### Action item
Below are records; copy every line among them that contains the word "notes".

### Stored data
______

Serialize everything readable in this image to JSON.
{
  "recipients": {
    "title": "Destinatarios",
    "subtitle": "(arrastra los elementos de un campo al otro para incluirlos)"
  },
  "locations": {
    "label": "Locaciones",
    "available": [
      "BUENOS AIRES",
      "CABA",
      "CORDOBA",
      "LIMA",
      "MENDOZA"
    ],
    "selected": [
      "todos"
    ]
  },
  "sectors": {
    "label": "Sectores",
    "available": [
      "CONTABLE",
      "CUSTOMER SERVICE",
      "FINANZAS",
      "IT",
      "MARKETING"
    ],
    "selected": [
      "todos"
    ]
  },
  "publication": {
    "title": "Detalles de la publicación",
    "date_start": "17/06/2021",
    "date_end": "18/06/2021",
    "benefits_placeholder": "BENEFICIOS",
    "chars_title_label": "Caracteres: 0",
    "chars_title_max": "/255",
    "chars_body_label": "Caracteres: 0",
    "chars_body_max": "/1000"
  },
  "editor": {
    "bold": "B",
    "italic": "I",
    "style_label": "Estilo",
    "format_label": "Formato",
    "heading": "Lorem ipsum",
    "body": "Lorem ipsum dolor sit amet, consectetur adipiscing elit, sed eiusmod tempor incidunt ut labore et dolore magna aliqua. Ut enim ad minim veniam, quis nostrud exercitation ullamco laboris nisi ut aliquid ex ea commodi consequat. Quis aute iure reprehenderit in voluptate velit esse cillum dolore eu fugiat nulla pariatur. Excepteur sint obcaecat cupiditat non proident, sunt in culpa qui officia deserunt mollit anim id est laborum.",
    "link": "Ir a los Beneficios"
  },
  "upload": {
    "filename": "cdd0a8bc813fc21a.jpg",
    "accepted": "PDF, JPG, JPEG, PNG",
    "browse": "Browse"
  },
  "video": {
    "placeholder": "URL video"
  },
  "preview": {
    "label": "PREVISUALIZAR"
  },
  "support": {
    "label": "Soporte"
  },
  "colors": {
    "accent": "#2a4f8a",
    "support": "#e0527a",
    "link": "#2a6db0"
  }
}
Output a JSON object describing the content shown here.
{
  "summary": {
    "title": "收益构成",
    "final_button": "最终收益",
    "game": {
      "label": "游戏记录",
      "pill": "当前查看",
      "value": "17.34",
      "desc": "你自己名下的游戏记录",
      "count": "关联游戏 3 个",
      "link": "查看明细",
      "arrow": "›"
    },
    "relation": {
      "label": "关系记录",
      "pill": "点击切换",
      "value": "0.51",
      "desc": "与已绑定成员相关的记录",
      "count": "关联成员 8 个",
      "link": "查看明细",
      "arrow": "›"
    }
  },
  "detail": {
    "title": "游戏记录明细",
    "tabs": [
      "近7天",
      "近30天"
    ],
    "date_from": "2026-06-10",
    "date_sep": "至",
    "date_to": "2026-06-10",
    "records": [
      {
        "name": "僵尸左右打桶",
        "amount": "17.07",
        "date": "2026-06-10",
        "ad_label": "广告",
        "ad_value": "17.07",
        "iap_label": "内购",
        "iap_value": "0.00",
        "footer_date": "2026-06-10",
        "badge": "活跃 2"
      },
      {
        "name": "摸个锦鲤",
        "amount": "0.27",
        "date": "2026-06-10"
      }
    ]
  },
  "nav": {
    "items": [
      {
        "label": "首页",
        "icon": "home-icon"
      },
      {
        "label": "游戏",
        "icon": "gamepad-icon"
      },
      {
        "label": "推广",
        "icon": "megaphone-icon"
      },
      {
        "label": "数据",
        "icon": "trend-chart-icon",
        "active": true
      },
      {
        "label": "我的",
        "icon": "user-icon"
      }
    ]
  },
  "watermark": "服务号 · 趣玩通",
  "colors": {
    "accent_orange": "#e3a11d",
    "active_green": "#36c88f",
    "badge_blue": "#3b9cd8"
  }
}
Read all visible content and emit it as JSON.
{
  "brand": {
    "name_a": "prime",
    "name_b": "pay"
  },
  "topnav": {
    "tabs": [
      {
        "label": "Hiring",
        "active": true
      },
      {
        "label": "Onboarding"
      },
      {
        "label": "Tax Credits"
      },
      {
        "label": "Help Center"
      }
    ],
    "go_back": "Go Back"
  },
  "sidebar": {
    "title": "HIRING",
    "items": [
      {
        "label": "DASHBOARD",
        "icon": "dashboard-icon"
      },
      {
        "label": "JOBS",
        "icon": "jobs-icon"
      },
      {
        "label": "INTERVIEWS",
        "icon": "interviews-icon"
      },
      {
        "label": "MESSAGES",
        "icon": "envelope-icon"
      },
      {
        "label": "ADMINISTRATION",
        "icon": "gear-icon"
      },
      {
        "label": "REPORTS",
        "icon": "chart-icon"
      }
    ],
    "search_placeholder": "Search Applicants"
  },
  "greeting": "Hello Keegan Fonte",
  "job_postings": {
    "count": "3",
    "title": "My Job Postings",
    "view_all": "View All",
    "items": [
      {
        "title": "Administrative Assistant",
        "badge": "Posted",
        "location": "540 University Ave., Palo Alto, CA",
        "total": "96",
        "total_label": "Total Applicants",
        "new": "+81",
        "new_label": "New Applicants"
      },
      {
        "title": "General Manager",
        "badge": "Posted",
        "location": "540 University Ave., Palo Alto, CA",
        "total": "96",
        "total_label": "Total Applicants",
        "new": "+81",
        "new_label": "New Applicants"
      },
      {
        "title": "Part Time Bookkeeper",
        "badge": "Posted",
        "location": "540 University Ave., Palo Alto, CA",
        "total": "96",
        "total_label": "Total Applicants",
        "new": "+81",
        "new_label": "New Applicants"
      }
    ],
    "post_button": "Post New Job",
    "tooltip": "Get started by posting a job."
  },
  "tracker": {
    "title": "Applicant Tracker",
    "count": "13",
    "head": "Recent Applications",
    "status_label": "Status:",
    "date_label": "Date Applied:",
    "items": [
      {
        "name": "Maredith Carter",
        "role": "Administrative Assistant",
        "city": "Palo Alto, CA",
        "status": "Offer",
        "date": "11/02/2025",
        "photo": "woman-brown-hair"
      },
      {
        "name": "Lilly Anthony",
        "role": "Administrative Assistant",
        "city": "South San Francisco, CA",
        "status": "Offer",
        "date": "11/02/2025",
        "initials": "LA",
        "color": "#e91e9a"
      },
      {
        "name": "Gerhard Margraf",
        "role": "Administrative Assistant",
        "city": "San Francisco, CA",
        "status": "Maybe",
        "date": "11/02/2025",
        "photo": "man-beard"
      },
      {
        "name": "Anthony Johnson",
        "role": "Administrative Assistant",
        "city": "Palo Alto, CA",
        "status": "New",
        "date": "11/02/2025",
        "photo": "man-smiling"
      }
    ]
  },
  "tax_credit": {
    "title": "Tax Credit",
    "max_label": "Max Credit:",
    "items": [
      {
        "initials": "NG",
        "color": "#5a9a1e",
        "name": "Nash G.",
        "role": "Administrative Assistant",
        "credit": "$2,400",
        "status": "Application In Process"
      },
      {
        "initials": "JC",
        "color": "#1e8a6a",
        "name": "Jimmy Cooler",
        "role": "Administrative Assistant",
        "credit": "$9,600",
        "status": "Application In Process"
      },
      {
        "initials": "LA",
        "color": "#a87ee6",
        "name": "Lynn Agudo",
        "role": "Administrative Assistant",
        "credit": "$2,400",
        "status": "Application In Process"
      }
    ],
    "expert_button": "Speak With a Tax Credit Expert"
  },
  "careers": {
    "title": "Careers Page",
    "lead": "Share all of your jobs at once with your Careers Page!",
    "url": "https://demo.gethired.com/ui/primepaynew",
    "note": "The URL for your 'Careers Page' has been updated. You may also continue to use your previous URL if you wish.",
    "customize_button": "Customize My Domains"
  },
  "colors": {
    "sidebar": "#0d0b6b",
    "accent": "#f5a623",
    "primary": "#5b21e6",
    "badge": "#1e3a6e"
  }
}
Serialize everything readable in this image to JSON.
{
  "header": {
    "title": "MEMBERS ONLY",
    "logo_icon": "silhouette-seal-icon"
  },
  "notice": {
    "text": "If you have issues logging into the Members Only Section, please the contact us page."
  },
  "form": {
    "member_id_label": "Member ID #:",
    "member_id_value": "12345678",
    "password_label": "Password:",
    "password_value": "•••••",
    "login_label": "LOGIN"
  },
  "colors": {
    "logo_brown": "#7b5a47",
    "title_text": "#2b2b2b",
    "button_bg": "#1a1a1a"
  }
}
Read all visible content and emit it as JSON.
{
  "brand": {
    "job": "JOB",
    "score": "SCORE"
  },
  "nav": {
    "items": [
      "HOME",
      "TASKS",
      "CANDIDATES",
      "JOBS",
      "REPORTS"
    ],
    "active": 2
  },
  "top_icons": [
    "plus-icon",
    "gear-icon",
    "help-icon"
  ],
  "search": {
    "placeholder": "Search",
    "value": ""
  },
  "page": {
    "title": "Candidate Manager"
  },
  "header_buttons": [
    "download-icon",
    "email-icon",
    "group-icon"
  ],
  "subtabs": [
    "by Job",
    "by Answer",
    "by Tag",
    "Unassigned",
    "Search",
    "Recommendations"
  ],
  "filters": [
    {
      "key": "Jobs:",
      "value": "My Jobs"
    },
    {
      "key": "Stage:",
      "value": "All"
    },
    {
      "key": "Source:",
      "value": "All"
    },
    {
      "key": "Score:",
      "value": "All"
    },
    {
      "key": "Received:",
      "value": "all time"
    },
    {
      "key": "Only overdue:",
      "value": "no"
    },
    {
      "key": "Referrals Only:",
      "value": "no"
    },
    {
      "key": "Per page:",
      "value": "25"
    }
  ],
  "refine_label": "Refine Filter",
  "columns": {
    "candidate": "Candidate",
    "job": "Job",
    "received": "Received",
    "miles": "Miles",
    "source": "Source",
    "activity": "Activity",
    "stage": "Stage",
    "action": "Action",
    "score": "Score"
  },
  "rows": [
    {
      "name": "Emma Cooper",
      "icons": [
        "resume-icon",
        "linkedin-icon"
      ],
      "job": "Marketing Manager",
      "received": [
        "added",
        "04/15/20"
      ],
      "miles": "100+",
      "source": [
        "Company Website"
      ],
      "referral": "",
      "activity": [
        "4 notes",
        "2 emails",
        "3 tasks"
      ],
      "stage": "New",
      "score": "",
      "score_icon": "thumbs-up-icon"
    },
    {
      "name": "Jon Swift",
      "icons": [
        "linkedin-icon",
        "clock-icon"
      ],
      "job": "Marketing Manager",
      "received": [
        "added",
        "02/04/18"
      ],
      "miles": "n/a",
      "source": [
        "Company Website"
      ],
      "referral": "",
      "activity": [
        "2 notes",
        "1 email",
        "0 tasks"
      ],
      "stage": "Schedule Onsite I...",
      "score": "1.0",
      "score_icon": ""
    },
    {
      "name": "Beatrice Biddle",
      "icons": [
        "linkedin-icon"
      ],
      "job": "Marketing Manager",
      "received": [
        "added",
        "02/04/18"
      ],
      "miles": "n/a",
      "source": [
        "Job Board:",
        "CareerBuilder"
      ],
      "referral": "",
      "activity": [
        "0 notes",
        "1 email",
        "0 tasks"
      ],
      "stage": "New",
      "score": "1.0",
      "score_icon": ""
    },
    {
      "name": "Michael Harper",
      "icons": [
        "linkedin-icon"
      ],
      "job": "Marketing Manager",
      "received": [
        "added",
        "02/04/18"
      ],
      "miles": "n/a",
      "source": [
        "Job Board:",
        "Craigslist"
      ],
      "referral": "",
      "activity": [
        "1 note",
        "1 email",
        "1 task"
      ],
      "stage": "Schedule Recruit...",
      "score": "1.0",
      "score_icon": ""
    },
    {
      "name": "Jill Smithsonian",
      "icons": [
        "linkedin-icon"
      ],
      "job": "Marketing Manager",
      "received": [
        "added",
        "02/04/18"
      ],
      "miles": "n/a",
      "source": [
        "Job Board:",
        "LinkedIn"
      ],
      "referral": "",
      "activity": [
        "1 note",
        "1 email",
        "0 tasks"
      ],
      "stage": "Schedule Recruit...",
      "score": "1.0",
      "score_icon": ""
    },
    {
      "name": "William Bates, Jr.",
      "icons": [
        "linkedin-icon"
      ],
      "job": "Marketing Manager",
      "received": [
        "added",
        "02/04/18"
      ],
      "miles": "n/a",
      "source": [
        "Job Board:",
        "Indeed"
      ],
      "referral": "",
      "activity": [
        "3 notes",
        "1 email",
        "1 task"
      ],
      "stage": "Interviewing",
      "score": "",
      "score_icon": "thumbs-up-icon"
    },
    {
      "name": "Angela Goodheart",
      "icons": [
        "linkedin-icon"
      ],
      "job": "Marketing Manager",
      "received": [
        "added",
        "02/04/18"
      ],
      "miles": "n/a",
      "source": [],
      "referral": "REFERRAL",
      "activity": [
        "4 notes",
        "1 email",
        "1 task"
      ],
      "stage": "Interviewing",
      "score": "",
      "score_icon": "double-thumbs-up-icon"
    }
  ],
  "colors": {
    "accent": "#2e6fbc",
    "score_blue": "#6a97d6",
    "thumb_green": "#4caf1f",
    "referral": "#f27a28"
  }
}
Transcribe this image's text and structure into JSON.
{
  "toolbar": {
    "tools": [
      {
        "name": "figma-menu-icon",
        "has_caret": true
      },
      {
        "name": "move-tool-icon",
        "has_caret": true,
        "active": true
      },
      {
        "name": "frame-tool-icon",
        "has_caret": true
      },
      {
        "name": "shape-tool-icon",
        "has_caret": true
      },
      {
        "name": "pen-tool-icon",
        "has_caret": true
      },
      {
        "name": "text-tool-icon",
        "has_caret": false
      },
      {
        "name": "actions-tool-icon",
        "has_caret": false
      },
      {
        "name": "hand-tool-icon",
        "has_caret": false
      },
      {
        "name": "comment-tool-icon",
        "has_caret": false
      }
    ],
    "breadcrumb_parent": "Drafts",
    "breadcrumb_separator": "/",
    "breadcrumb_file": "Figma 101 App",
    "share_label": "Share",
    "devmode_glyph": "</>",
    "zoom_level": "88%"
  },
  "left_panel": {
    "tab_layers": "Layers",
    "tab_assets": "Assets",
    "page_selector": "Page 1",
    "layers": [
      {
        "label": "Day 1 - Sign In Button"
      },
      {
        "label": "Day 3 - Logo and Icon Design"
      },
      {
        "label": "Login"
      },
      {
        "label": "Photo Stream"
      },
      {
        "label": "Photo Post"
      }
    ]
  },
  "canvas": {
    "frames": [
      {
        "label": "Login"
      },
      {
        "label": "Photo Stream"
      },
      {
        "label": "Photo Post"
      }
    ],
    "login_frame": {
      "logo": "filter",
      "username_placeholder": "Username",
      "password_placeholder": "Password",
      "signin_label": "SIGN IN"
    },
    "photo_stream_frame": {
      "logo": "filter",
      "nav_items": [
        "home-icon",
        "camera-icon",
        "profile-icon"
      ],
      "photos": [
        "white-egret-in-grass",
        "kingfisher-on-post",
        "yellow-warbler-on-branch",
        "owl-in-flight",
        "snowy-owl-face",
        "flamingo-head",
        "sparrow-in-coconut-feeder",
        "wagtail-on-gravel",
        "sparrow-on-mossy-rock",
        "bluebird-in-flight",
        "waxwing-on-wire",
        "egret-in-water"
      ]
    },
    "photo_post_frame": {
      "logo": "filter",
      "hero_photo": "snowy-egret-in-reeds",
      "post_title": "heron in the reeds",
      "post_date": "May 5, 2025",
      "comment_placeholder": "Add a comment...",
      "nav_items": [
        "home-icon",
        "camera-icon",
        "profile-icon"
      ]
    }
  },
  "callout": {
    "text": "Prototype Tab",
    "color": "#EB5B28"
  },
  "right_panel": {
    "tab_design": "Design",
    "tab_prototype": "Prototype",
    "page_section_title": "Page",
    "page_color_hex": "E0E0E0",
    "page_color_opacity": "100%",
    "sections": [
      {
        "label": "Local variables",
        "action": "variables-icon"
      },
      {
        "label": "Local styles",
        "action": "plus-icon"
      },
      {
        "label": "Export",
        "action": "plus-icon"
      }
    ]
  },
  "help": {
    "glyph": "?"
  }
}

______

### Exercise solution
        "4 notes",
        "2 notes",
        "0 notes",
        "3 notes",
        "4 notes",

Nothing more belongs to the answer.